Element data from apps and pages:
[Start of Attachment]

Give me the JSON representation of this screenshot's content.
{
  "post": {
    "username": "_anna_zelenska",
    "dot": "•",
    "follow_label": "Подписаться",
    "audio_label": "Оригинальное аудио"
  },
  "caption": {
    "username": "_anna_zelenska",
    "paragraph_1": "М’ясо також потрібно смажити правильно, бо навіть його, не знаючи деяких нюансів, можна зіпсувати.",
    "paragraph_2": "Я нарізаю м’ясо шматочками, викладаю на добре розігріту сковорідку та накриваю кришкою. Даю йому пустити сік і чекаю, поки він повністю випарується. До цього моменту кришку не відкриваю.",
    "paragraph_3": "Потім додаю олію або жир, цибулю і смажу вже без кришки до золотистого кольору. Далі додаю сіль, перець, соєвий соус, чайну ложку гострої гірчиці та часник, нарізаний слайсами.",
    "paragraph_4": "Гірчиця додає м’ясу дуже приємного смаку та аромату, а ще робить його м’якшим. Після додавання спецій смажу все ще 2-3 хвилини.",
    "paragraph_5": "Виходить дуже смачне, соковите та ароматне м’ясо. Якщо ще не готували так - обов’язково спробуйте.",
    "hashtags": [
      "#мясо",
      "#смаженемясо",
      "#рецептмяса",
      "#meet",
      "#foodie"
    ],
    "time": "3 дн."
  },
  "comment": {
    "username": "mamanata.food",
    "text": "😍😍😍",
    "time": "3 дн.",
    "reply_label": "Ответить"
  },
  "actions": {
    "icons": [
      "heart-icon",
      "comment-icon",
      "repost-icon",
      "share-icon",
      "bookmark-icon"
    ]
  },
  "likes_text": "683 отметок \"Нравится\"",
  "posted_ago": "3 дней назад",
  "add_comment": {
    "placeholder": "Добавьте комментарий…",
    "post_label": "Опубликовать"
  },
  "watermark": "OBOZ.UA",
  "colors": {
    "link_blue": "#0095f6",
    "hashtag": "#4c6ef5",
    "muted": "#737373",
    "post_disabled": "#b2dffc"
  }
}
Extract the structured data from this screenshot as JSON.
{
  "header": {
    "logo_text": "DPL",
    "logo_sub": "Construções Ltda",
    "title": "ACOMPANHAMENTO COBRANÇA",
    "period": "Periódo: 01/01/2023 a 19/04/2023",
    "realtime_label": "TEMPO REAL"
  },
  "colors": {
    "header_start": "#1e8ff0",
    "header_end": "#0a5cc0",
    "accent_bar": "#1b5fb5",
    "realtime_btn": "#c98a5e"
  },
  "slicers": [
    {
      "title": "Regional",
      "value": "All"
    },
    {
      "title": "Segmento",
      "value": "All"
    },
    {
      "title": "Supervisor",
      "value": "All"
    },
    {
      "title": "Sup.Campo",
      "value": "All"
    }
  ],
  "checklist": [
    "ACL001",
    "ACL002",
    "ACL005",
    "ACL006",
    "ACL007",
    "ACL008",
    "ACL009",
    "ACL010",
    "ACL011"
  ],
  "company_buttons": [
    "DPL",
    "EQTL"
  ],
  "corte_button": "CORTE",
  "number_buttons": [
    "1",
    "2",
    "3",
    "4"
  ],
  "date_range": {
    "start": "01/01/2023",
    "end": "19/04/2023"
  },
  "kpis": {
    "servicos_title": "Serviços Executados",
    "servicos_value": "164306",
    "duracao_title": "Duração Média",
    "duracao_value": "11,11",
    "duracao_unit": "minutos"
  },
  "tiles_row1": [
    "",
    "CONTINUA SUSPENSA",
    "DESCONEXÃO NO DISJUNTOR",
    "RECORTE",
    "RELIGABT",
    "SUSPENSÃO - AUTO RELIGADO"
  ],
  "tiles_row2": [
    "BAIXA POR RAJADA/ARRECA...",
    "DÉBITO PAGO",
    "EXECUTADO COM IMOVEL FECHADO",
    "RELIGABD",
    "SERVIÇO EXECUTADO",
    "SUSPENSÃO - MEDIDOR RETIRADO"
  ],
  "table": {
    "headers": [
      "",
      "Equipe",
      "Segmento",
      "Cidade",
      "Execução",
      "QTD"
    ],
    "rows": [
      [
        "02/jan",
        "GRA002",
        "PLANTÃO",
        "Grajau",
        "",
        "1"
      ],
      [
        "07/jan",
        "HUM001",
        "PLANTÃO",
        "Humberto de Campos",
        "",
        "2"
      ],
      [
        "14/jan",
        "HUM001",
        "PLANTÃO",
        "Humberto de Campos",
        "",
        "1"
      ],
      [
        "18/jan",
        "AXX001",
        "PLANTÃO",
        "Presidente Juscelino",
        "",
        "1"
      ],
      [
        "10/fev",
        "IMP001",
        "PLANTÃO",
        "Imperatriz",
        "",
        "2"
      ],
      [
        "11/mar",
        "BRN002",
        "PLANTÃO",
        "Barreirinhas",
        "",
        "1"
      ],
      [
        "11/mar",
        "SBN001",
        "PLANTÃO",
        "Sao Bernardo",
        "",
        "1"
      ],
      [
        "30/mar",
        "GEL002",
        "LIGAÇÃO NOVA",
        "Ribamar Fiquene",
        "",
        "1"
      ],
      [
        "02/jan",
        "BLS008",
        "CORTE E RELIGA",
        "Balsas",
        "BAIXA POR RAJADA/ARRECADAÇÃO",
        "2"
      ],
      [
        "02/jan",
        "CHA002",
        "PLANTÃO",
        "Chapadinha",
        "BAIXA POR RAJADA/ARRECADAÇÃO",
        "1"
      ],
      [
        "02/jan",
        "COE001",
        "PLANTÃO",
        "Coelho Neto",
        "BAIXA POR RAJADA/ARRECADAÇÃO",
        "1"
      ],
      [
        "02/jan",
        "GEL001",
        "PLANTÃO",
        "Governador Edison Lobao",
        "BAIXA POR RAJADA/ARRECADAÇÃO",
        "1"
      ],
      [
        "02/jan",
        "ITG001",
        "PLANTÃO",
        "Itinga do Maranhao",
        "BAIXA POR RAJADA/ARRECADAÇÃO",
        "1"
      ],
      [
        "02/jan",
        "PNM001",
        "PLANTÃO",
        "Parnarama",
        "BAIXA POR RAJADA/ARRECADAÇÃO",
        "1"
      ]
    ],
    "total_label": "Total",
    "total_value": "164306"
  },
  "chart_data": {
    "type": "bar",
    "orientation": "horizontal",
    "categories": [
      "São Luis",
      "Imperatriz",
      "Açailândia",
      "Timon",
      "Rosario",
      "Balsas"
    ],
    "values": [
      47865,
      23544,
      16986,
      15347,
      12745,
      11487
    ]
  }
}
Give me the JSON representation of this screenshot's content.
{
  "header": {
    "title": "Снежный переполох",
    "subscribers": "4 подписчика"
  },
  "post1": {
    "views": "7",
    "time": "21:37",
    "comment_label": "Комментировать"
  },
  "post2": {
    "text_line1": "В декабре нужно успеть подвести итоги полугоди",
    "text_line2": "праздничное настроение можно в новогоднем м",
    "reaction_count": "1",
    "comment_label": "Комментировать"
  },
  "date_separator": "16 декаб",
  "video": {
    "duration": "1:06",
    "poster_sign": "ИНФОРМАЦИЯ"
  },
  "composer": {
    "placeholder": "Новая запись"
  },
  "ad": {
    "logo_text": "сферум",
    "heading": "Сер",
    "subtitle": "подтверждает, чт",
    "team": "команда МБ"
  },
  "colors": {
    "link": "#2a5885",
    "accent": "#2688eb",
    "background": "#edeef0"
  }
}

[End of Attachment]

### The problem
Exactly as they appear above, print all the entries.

### Response box
Give me the JSON representation of this screenshot's content.
{
  "post": {
    "username": "_anna_zelenska",
    "dot": "•",
    "follow_label": "Подписаться",
    "audio_label": "Оригинальное аудио"
  },
  "caption": {
    "username": "_anna_zelenska",
    "paragraph_1": "М’ясо також потрібно смажити правильно, бо навіть його, не знаючи деяких нюансів, можна зіпсувати.",
    "paragraph_2": "Я нарізаю м’ясо шматочками, викладаю на добре розігріту сковорідку та накриваю кришкою. Даю йому пустити сік і чекаю, поки він повністю випарується. До цього моменту кришку не відкриваю.",
    "paragraph_3": "Потім додаю олію або жир, цибулю і смажу вже без кришки до золотистого кольору. Далі додаю сіль, перець, соєвий соус, чайну ложку гострої гірчиці та часник, нарізаний слайсами.",
    "paragraph_4": "Гірчиця додає м’ясу дуже приємного смаку та аромату, а ще робить його м’якшим. Після додавання спецій смажу все ще 2-3 хвилини.",
    "paragraph_5": "Виходить дуже смачне, соковите та ароматне м’ясо. Якщо ще не готували так - обов’язково спробуйте.",
    "hashtags": [
      "#мясо",
      "#смаженемясо",
      "#рецептмяса",
      "#meet",
      "#foodie"
    ],
    "time": "3 дн."
  },
  "comment": {
    "username": "mamanata.food",
    "text": "😍😍😍",
    "time": "3 дн.",
    "reply_label": "Ответить"
  },
  "actions": {
    "icons": [
      "heart-icon",
      "comment-icon",
      "repost-icon",
      "share-icon",
      "bookmark-icon"
    ]
  },
  "likes_text": "683 отметок \"Нравится\"",
  "posted_ago": "3 дней назад",
  "add_comment": {
    "placeholder": "Добавьте комментарий…",
    "post_label": "Опубликовать"
  },
  "watermark": "OBOZ.UA",
  "colors": {
    "link_blue": "#0095f6",
    "hashtag": "#4c6ef5",
    "muted": "#737373",
    "post_disabled": "#b2dffc"
  }
}
Extract the structured data from this screenshot as JSON.
{
  "header": {
    "logo_text": "DPL",
    "logo_sub": "Construções Ltda",
    "title": "ACOMPANHAMENTO COBRANÇA",
    "period": "Periódo: 01/01/2023 a 19/04/2023",
    "realtime_label": "TEMPO REAL"
  },
  "colors": {
    "header_start": "#1e8ff0",
    "header_end": "#0a5cc0",
    "accent_bar": "#1b5fb5",
    "realtime_btn": "#c98a5e"
  },
  "slicers": [
    {
      "title": "Regional",
      "value": "All"
    },
    {
      "title": "Segmento",
      "value": "All"
    },
    {
      "title": "Supervisor",
      "value": "All"
    },
    {
      "title": "Sup.Campo",
      "value": "All"
    }
  ],
  "checklist": [
    "ACL001",
    "ACL002",
    "ACL005",
    "ACL006",
    "ACL007",
    "ACL008",
    "ACL009",
    "ACL010",
    "ACL011"
  ],
  "company_buttons": [
    "DPL",
    "EQTL"
  ],
  "corte_button": "CORTE",
  "number_buttons": [
    "1",
    "2",
    "3",
    "4"
  ],
  "date_range": {
    "start": "01/01/2023",
    "end": "19/04/2023"
  },
  "kpis": {
    "servicos_title": "Serviços Executados",
    "servicos_value": "164306",
    "duracao_title": "Duração Média",
    "duracao_value": "11,11",
    "duracao_unit": "minutos"
  },
  "tiles_row1": [
    "",
    "CONTINUA SUSPENSA",
    "DESCONEXÃO NO DISJUNTOR",
    "RECORTE",
    "RELIGABT",
    "SUSPENSÃO - AUTO RELIGADO"
  ],
  "tiles_row2": [
    "BAIXA POR RAJADA/ARRECA...",
    "DÉBITO PAGO",
    "EXECUTADO COM IMOVEL FECHADO",
    "RELIGABD",
    "SERVIÇO EXECUTADO",
    "SUSPENSÃO - MEDIDOR RETIRADO"
  ],
  "table": {
    "headers": [
      "",
      "Equipe",
      "Segmento",
      "Cidade",
      "Execução",
      "QTD"
    ],
    "rows": [
      [
        "02/jan",
        "GRA002",
        "PLANTÃO",
        "Grajau",
        "",
        "1"
      ],
      [
        "07/jan",
        "HUM001",
        "PLANTÃO",
        "Humberto de Campos",
        "",
        "2"
      ],
      [
        "14/jan",
        "HUM001",
        "PLANTÃO",
        "Humberto de Campos",
        "",
        "1"
      ],
      [
        "18/jan",
        "AXX001",
        "PLANTÃO",
        "Presidente Juscelino",
        "",
        "1"
      ],
      [
        "10/fev",
        "IMP001",
        "PLANTÃO",
        "Imperatriz",
        "",
        "2"
      ],
      [
        "11/mar",
        "BRN002",
        "PLANTÃO",
        "Barreirinhas",
        "",
        "1"
      ],
      [
        "11/mar",
        "SBN001",
        "PLANTÃO",
        "Sao Bernardo",
        "",
        "1"
      ],
      [
        "30/mar",
        "GEL002",
        "LIGAÇÃO NOVA",
        "Ribamar Fiquene",
        "",
        "1"
      ],
      [
        "02/jan",
        "BLS008",
        "CORTE E RELIGA",
        "Balsas",
        "BAIXA POR RAJADA/ARRECADAÇÃO",
        "2"
      ],
      [
        "02/jan",
        "CHA002",
        "PLANTÃO",
        "Chapadinha",
        "BAIXA POR RAJADA/ARRECADAÇÃO",
        "1"
      ],
      [
        "02/jan",
        "COE001",
        "PLANTÃO",
        "Coelho Neto",
        "BAIXA POR RAJADA/ARRECADAÇÃO",
        "1"
      ],
      [
        "02/jan",
        "GEL001",
        "PLANTÃO",
        "Governador Edison Lobao",
        "BAIXA POR RAJADA/ARRECADAÇÃO",
        "1"
      ],
      [
        "02/jan",
        "ITG001",
        "PLANTÃO",
        "Itinga do Maranhao",
        "BAIXA POR RAJADA/ARRECADAÇÃO",
        "1"
      ],
      [
        "02/jan",
        "PNM001",
        "PLANTÃO",
        "Parnarama",
        "BAIXA POR RAJADA/ARRECADAÇÃO",
        "1"
      ]
    ],
    "total_label": "Total",
    "total_value": "164306"
  },
  "chart_data": {
    "type": "bar",
    "orientation": "horizontal",
    "categories": [
      "São Luis",
      "Imperatriz",
      "Açailândia",
      "Timon",
      "Rosario",
      "Balsas"
    ],
    "values": [
      47865,
      23544,
      16986,
      15347,
      12745,
      11487
    ]
  }
}
Give me the JSON representation of this screenshot's content.
{
  "header": {
    "title": "Снежный переполох",
    "subscribers": "4 подписчика"
  },
  "post1": {
    "views": "7",
    "time": "21:37",
    "comment_label": "Комментировать"
  },
  "post2": {
    "text_line1": "В декабре нужно успеть подвести итоги полугоди",
    "text_line2": "праздничное настроение можно в новогоднем м",
    "reaction_count": "1",
    "comment_label": "Комментировать"
  },
  "date_separator": "16 декаб",
  "video": {
    "duration": "1:06",
    "poster_sign": "ИНФОРМАЦИЯ"
  },
  "composer": {
    "placeholder": "Новая запись"
  },
  "ad": {
    "logo_text": "сферум",
    "heading": "Сер",
    "subtitle": "подтверждает, чт",
    "team": "команда МБ"
  },
  "colors": {
    "link": "#2a5885",
    "accent": "#2688eb",
    "background": "#edeef0"
  }
}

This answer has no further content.